Be present when children are using a device or watching a show.
While a phone, tablet, computer, or television might seem like a great babysitter, the truth is — they aren’t. Even if you aren’t actively engaging with the media, try to be in the same room with your child when they are using or watching a screen.
Find sources that you trust.
While I have a few go-to sites that I trust, these aren’t the only sites out there providing great information about media consumption for parents. Do some research and find the sources that really speak to you. As your children get older, you might be more focused on things like digital citizenship or screen dependency.
Preview shows, games, or apps for content.
All of the sources recommend a certain game for 4-year-olds, but then you open up the app and something just feels off. That’s okay! Spending a few minutes previewing content can save you a lot of time later on. As your children get older, you might do this less and less, although even some kid-friendly sites can end up with less than desirable things on them. You know your family best, so make sure you are aware of the things your children are viewing or interacting with.
Be willing to make adjustments.
Did you find the perfect show you thought your child would love and then you turn it on and your child is scared? Be willing to adjust course and simply turn it off. Be transparent with your children about how a program feels to you, and why or why not you are choosing to let them see it. This provides authentic opportunities to connect with your kids around real-world issues, explain new concepts, and get a window into how your children are processing ideas.
Create a Structure
Sit down as a family and define your own rules about technology use. For younger children, this might be a conversation driven by the parents, while older kids can chime in and provide valuable contributions. Designate certain parts of your home as “screen-free” zones. We do this at the kitchen table, and sometimes even I get reminded by my toddler, “Mama no phones at the table.” Be consistent with your expectations around screens. This might take some adjusting, but can provide so many benefits down the road. Being mindful about when and how screens are used also gives your children a chance to develop their own skills around self control.

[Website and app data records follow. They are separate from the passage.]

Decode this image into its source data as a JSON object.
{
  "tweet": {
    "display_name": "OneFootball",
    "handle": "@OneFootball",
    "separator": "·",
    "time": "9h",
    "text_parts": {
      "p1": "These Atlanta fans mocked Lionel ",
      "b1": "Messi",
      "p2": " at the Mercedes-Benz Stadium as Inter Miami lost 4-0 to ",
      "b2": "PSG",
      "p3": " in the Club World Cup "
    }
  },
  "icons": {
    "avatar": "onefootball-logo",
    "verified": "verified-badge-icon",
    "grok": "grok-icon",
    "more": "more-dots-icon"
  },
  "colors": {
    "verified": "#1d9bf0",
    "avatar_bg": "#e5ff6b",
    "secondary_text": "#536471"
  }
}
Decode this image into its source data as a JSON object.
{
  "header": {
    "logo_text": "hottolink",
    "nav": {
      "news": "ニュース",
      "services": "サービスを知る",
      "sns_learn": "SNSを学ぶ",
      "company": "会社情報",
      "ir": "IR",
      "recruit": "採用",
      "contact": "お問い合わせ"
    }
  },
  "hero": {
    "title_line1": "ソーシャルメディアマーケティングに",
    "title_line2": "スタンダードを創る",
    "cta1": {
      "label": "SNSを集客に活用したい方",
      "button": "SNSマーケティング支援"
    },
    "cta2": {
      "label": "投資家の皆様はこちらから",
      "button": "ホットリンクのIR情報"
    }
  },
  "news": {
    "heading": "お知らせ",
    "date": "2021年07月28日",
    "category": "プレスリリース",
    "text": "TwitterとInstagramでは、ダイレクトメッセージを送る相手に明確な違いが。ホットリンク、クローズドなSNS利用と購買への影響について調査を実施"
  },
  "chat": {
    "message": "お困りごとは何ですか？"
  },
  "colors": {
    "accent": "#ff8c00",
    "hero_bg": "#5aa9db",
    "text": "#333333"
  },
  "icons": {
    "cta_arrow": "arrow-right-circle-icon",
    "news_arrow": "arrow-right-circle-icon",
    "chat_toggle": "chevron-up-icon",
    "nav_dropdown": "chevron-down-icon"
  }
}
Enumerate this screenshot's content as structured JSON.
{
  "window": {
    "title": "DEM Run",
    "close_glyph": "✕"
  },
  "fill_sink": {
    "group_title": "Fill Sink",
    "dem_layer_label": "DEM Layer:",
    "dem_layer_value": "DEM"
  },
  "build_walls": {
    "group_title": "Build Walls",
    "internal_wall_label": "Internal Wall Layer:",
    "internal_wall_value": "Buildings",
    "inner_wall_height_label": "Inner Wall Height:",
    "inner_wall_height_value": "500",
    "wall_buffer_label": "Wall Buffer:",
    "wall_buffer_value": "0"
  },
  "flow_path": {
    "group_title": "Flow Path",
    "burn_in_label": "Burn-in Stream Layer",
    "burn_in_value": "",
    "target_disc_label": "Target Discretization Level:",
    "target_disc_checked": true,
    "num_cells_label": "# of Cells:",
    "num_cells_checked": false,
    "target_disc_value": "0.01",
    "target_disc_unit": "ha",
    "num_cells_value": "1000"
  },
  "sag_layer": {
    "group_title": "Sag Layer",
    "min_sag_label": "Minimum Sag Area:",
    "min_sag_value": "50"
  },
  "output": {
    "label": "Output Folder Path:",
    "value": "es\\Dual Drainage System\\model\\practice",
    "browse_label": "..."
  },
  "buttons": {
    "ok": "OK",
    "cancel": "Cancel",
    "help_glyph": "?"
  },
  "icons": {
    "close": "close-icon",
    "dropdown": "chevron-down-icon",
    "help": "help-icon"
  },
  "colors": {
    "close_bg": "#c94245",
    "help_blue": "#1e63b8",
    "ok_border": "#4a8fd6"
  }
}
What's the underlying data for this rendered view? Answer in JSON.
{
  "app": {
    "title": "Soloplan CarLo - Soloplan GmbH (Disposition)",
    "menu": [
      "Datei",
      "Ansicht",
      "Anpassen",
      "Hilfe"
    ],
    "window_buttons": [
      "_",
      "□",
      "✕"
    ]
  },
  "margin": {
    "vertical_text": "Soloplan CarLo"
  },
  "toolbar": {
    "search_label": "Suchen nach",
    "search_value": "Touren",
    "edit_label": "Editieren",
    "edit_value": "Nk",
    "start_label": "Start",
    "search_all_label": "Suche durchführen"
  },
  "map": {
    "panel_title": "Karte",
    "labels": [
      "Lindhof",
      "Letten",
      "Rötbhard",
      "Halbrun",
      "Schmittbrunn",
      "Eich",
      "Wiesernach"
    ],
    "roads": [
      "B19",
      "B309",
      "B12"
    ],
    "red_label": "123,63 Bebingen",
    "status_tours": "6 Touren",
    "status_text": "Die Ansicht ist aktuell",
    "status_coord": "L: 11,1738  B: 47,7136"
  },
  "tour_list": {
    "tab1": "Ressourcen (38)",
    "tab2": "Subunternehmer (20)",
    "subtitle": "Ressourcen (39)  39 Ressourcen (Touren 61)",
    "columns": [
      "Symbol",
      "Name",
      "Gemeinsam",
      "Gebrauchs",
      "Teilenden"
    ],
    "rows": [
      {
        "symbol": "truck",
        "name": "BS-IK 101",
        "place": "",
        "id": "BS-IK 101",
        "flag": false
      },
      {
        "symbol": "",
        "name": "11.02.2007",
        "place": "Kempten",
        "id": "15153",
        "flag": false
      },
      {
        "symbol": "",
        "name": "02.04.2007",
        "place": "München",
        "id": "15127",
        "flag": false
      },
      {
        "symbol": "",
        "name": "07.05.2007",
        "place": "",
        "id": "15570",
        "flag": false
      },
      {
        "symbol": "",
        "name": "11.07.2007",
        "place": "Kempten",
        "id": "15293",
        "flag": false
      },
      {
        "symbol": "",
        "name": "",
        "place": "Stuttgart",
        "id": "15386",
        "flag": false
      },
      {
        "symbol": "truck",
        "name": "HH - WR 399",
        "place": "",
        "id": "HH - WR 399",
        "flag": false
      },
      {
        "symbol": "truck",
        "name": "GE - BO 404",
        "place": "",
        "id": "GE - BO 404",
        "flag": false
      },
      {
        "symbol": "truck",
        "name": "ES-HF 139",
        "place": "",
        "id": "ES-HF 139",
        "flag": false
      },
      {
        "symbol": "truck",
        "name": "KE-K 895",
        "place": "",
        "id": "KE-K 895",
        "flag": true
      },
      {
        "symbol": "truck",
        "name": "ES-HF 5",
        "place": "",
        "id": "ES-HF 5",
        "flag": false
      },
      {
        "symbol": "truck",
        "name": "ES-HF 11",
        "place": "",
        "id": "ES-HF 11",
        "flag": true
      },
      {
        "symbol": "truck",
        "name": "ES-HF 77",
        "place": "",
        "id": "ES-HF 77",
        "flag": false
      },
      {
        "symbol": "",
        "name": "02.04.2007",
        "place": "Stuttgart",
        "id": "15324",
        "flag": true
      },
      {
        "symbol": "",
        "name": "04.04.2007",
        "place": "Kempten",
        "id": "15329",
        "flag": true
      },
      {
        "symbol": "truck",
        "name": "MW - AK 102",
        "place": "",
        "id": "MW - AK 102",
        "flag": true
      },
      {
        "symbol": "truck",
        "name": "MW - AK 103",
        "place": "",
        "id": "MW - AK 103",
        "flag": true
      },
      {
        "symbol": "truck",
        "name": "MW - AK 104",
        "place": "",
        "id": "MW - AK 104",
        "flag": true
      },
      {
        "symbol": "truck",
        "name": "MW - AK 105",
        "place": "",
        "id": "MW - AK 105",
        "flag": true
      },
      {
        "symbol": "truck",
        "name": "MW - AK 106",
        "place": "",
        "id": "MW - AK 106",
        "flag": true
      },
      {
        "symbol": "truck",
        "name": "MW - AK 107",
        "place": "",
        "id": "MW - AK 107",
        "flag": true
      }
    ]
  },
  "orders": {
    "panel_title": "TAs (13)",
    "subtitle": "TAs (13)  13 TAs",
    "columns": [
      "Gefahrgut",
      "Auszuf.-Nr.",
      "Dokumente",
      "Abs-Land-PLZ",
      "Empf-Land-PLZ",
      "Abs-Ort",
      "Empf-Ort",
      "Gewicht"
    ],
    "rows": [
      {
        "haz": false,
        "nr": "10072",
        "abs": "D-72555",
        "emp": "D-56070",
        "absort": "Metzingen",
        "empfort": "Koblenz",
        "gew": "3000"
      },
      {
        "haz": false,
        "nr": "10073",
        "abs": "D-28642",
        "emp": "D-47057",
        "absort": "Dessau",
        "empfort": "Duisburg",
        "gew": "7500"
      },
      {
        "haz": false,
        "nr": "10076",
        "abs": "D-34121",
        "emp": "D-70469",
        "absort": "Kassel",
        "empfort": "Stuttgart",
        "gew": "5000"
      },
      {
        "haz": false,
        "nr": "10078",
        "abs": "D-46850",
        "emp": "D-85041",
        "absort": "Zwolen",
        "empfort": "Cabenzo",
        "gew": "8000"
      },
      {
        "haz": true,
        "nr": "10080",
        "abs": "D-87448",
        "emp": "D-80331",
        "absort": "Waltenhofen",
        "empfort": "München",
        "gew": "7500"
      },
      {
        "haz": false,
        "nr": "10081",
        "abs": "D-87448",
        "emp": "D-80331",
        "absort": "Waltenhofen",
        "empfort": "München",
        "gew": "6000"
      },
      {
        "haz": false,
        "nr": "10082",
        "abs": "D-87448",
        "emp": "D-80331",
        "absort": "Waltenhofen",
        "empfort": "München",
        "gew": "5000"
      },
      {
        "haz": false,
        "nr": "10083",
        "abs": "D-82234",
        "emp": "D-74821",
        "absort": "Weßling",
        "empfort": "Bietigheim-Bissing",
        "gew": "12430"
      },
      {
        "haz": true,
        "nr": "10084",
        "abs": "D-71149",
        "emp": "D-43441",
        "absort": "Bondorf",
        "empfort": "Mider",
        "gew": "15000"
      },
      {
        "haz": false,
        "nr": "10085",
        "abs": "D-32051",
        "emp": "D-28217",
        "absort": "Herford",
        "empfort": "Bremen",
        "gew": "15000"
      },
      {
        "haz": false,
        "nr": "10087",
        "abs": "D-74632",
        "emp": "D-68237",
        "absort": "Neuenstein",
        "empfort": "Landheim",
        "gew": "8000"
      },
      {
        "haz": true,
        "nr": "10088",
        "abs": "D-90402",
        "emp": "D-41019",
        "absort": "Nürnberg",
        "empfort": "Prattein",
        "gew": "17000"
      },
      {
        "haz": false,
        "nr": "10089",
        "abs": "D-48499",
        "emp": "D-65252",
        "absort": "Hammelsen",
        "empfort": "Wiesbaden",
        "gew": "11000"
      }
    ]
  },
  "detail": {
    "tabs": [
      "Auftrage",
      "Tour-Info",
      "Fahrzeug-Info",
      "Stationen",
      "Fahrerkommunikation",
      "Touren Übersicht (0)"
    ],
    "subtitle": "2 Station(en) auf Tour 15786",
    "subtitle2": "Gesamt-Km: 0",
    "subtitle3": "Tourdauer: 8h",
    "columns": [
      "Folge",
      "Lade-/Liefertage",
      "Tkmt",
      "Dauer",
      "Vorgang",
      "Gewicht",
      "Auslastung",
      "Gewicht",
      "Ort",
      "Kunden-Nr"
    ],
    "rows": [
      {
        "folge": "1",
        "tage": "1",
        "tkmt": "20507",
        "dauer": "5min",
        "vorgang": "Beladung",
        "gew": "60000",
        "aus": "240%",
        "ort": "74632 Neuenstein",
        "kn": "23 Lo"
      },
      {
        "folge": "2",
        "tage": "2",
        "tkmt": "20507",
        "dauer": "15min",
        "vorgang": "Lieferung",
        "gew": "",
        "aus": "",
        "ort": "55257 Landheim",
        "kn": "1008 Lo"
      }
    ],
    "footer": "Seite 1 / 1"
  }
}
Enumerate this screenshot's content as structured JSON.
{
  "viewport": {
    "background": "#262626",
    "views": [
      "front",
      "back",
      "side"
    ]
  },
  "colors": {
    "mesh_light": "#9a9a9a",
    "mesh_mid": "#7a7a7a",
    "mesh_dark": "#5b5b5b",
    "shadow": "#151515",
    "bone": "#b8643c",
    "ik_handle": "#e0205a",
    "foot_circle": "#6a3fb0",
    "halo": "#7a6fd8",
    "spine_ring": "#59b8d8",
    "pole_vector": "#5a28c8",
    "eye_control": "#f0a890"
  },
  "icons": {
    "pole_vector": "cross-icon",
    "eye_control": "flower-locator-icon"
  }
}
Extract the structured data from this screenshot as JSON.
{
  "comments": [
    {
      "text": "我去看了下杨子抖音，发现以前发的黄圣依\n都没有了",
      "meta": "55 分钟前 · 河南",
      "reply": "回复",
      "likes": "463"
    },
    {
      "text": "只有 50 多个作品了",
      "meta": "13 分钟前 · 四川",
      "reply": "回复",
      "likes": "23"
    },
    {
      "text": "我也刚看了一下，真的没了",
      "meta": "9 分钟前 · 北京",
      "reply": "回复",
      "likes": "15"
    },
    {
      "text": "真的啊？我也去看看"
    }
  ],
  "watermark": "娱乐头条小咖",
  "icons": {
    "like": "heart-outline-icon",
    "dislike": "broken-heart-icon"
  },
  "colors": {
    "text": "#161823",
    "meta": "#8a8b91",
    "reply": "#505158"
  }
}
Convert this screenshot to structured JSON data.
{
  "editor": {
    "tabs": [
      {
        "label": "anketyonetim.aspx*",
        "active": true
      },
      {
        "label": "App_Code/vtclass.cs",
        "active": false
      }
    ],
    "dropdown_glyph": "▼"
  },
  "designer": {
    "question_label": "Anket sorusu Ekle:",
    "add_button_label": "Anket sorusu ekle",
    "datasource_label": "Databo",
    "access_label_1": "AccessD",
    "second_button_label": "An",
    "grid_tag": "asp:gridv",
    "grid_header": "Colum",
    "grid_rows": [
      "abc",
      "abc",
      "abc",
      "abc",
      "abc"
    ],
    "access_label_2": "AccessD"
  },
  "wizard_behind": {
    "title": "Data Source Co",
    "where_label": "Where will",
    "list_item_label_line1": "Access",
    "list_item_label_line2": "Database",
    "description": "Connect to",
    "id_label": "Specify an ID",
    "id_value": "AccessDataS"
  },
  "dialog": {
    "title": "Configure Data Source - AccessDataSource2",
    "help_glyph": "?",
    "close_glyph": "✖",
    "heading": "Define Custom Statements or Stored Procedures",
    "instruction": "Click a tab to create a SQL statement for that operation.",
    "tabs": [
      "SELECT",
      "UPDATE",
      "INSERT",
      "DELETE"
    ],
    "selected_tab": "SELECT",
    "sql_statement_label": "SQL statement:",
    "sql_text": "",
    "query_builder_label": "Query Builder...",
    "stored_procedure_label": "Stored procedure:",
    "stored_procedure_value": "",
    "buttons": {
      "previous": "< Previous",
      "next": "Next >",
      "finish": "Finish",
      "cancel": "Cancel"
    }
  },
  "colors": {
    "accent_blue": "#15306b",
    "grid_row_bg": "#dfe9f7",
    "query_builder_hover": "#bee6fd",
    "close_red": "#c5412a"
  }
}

Practice what you preach! Model how you want your kids to interact with screens. After I got really interested in talking about my latest podcast obsession, my older child wanted in on the action. We started listening to science podcasts for kids in the car, and now he loves sharing all of the information he learns! Think about the times when you really do need to use a screen around your kids, and practice telling them what you are doing. For example, “I’m texting mommy that we’re on our way home,” or “I’m turning on my map to get directions to the zoo,” so that your children begin to understand the functional aspect of technology. Be mindful of your own technology use as well. Are you spending hours surfing the net in a distracted fashion? Consider setting a timer to find out how much time you are using on screens each day. You might be surprised by the results!
Striving for balance in a busy world is hard! I hope that these ideas have given you some things to think about the next time you pull out a device or your child asks to borrow your phone. Remember: “We’re all still learning!”
By Jasmine Gibson, an educational consultant with expertise in early elementary education, supporting teachers, and designing curriculum.